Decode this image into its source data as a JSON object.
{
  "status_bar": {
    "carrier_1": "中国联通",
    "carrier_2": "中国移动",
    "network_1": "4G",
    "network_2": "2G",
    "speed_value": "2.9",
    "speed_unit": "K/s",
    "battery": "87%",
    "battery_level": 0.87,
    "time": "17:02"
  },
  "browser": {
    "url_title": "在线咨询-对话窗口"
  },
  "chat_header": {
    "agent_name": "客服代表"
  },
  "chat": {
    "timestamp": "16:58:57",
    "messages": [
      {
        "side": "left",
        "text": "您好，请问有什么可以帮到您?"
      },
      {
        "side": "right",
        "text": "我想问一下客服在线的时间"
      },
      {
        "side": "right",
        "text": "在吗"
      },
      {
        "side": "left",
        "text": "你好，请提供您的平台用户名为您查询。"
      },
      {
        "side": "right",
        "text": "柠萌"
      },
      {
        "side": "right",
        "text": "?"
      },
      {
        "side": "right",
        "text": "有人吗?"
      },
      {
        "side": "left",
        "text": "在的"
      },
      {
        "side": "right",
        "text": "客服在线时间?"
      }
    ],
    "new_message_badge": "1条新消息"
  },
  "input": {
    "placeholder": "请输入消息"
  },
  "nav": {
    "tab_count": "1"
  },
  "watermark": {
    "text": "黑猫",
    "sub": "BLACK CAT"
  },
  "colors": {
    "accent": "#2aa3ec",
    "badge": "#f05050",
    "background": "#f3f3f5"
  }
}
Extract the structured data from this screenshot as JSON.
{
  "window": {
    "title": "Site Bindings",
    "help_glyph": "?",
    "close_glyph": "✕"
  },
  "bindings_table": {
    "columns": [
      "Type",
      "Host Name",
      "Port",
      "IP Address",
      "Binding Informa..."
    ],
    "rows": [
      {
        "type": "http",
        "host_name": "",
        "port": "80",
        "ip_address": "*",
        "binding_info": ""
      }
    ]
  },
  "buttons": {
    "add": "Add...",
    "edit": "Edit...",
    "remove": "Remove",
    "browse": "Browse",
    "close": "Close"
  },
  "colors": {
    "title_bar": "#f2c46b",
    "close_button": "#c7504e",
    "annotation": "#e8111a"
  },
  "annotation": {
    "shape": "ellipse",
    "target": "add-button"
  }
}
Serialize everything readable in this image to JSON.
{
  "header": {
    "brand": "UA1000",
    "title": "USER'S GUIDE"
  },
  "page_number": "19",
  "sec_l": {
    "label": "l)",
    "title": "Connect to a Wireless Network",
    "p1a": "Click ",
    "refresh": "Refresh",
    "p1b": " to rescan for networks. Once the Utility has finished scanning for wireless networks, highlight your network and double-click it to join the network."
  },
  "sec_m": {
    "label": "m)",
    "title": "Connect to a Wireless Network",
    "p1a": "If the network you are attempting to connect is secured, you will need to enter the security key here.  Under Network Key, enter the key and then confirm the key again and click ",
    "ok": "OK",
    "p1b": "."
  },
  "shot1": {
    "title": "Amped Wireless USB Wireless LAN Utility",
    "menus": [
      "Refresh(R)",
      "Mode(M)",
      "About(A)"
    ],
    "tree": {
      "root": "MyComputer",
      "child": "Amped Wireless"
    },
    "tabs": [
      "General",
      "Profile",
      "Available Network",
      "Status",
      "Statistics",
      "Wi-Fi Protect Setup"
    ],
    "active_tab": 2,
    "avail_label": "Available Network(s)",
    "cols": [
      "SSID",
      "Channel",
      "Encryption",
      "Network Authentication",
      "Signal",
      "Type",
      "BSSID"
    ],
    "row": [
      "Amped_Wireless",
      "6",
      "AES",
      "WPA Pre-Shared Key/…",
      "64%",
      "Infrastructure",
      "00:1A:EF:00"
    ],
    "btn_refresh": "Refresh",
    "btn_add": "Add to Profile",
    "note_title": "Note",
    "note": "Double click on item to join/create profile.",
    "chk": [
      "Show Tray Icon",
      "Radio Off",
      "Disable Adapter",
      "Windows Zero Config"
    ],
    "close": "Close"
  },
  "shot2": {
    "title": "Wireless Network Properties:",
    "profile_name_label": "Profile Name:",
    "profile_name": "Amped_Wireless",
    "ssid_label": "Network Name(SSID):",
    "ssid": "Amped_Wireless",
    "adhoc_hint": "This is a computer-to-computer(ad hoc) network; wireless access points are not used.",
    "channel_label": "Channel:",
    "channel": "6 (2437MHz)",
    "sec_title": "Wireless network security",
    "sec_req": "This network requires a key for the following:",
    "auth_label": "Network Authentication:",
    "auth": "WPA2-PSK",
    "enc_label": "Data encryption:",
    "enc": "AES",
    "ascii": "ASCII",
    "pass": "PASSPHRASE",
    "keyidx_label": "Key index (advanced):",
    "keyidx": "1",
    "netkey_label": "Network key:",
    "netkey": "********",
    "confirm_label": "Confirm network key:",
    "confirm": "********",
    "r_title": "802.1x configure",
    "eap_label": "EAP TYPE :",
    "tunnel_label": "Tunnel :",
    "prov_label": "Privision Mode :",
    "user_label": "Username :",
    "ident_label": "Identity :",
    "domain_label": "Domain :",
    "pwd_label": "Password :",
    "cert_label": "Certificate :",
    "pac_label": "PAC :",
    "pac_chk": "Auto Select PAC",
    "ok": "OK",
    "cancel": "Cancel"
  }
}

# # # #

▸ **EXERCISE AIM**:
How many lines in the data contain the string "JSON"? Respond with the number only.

▸ **RESPONSE BELOW**:
3